What has our government done to give you so much faith that you are willing to entrust your life to "them"?

Carlos ("Carl") said...


Well, at this point, I couldn't say the government's handling of medical claims would be any worse than the private sector's has proven to be. Certain politicians sold the American people a bill of goods some years back, promising that keeping medical insurance in the private sector would result in greater efficiency, and better service for all. This has proven not to be the case, for large portions of the population. Those same politicians used to run down Medicare's reputation all the time, but guess what? Medicare's doing a better job of serving the public than the private sector is!

America's insurance companies have proven that they don't have what it takes to police themselves. They have allowed greed to triumph. Their stockholders and CEOs have gotten richer, while their claims adjusters have turned sick people out on the streets. More and more Americans are getting fed up, and are looking for major, systemic change.

A national health insurance system will not be perfect. I think it was Winston Churchill who said that democracy is the worst form of government, except for all the others. Well, I'm coming to believe - based on what I've heard about other countries' experience - that national health insurance is the best healthcare system, except for all the others.


Anonymous said...

I always appreciate it when you come into the conversation, Vance because I know it's going to be lively. Thanks


Vance said...

Thanks, Wanda.

Carl, no argument from me with respect to private insurance. I hate them.

I will also agree that Medicare is doing a better job of serving its clients than does private insurance, but that ain't saying much!!

There is already a worsening oncologist shortage.

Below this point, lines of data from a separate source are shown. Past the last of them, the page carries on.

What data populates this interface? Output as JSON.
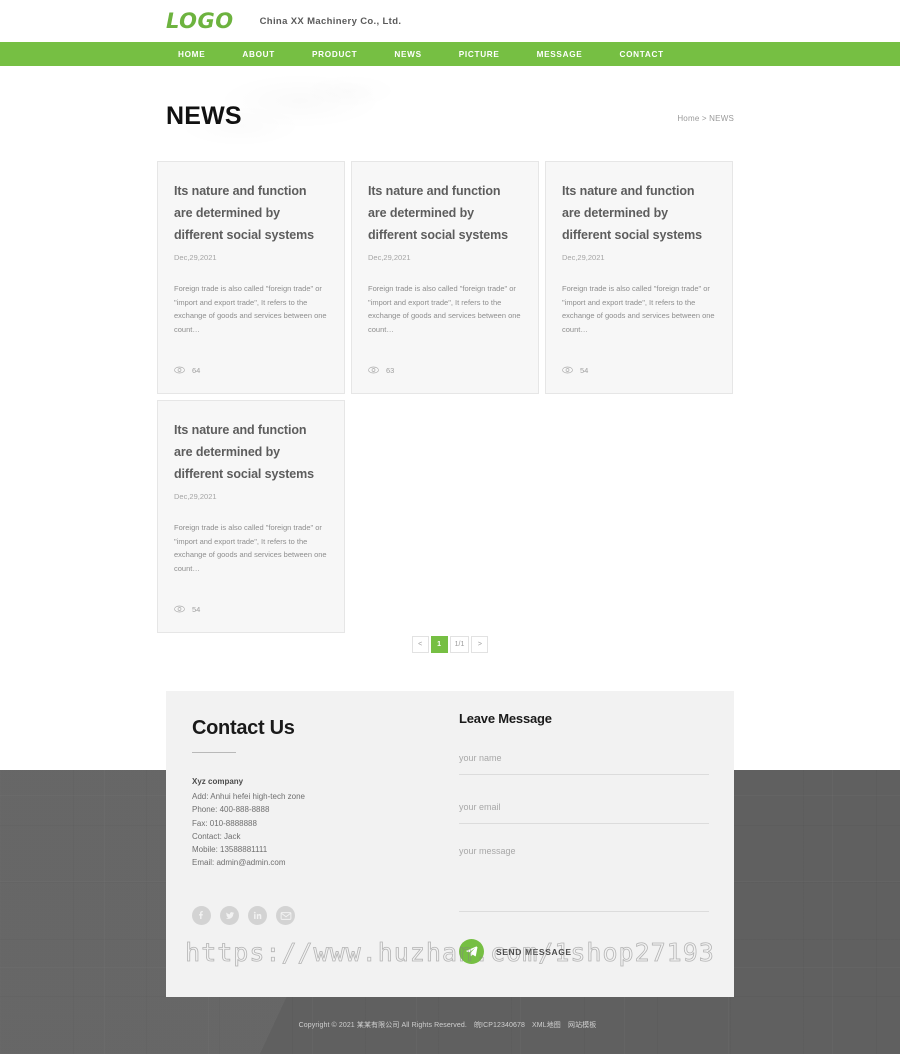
{
  "header": {
    "logo_text": "LOGO",
    "company_name": "China XX Machinery Co., Ltd."
  },
  "nav": {
    "items": [
      {
        "label": "HOME"
      },
      {
        "label": "ABOUT"
      },
      {
        "label": "PRODUCT"
      },
      {
        "label": "NEWS"
      },
      {
        "label": "PICTURE"
      },
      {
        "label": "MESSAGE"
      },
      {
        "label": "CONTACT"
      }
    ]
  },
  "hero": {
    "title": "NEWS",
    "breadcrumb": "Home > NEWS"
  },
  "news": {
    "cards": [
      {
        "title": "Its nature and function are determined by different social systems",
        "date": "Dec,29,2021",
        "excerpt": "Foreign trade is also called \"foreign trade\" or \"import and export trade\", It refers to the exchange of goods and services between one count…",
        "views": "64"
      },
      {
        "title": "Its nature and function are determined by different social systems",
        "date": "Dec,29,2021",
        "excerpt": "Foreign trade is also called \"foreign trade\" or \"import and export trade\", It refers to the exchange of goods and services between one count…",
        "views": "63"
      },
      {
        "title": "Its nature and function are determined by different social systems",
        "date": "Dec,29,2021",
        "excerpt": "Foreign trade is also called \"foreign trade\" or \"import and export trade\", It refers to the exchange of goods and services between one count…",
        "views": "54"
      },
      {
        "title": "Its nature and function are determined by different social systems",
        "date": "Dec,29,2021",
        "excerpt": "Foreign trade is also called \"foreign trade\" or \"import and export trade\", It refers to the exchange of goods and services between one count…",
        "views": "54"
      }
    ]
  },
  "pagination": {
    "prev": "<",
    "current_page": "1",
    "page_indicator": "1/1",
    "next": ">"
  },
  "contact": {
    "heading": "Contact Us",
    "company": "Xyz company",
    "lines": [
      "Add: Anhui hefei high-tech zone",
      "Phone: 400-888-8888",
      "Fax: 010-8888888",
      "Contact: Jack",
      "Mobile: 13588881111",
      "Email: admin@admin.com"
    ],
    "social": [
      {
        "name": "facebook"
      },
      {
        "name": "twitter"
      },
      {
        "name": "linkedin"
      },
      {
        "name": "email"
      }
    ]
  },
  "form": {
    "heading": "Leave Message",
    "name_placeholder": "your name",
    "email_placeholder": "your email",
    "message_placeholder": "your message",
    "name_value": "",
    "email_value": "",
    "message_value": "",
    "send_label": "SEND MESSAGE"
  },
  "watermark": {
    "text": "https://www.huzhan.com/1shop27193"
  },
  "footer": {
    "copyright": "Copyright © 2021 某某有限公司 All Rights Reserved.",
    "icp": "皖ICP12340678",
    "xml_map": "XML地图",
    "template": "网站模板"
  },
  "colors": {
    "brand_green": "#76bf43",
    "nav_green": "#76bf43",
    "panel_gray": "#f2f2f2",
    "dark_bg": "#636363"
  }
}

Even considering new doctors entering the field, there is still a net loss of 150 oncologists per year. Add to that the increasing number of cancer cases as baby boomers age, and you have a crisis.

Have you read about the great number of physicians in ALL fields who have had to stop seeing Medicare patients because Medicare reimbursement does not even cover their overhead?

So Medicare (ie, the government health system) thinks that reducing payments to physicians in the face of a doctor shortage is a smart thing to do.

It is tempting to blame it on Bush, but we must remember that the laws which control Medicare are currently being written by a Democrat-controlled Congress. They are all guilty.

So again I must ask: What precedent do we have to believe that more government control in this country will actually help fix the problem?

Carlos ("Carl") said...


I'm not aware of any precedent. We're all just going to have to insist to our congressional representatives that, should moves be made in the direction of universal, single-payer health care, the system be adequately funded.


Vance said...


I'm not worried about the funding. I'm more concerned about the loss of control by patients and physicians. Granted, third parties have usurped much of the control, but if you can scrape together the means, patients still have options. With a single-payer system, I am concerned those options may disintegrate.

As I started out by saying, this is a complicated issue, and frankly, I don't know how to fix it. I suspect that a government takeover is inevitable, but I lack the faith in government that you and others seem to have.

In any case, you have answered some of my questions, and I appreciate it.

Enjoy your vacation!!


Anonymous said...

Hello it is 12:44 am and yes I am in NJ too. I am scard since I am taking care of my terminally ill mother. My mother is not going to make it she is a stage 4 breast cancer and it has spread throughout her body. She is so sick that i can not speak of the horrors she endures on a daily basis. I am now praying for a swift passage. Lately she can not even eat some yougert. Please pray for her. El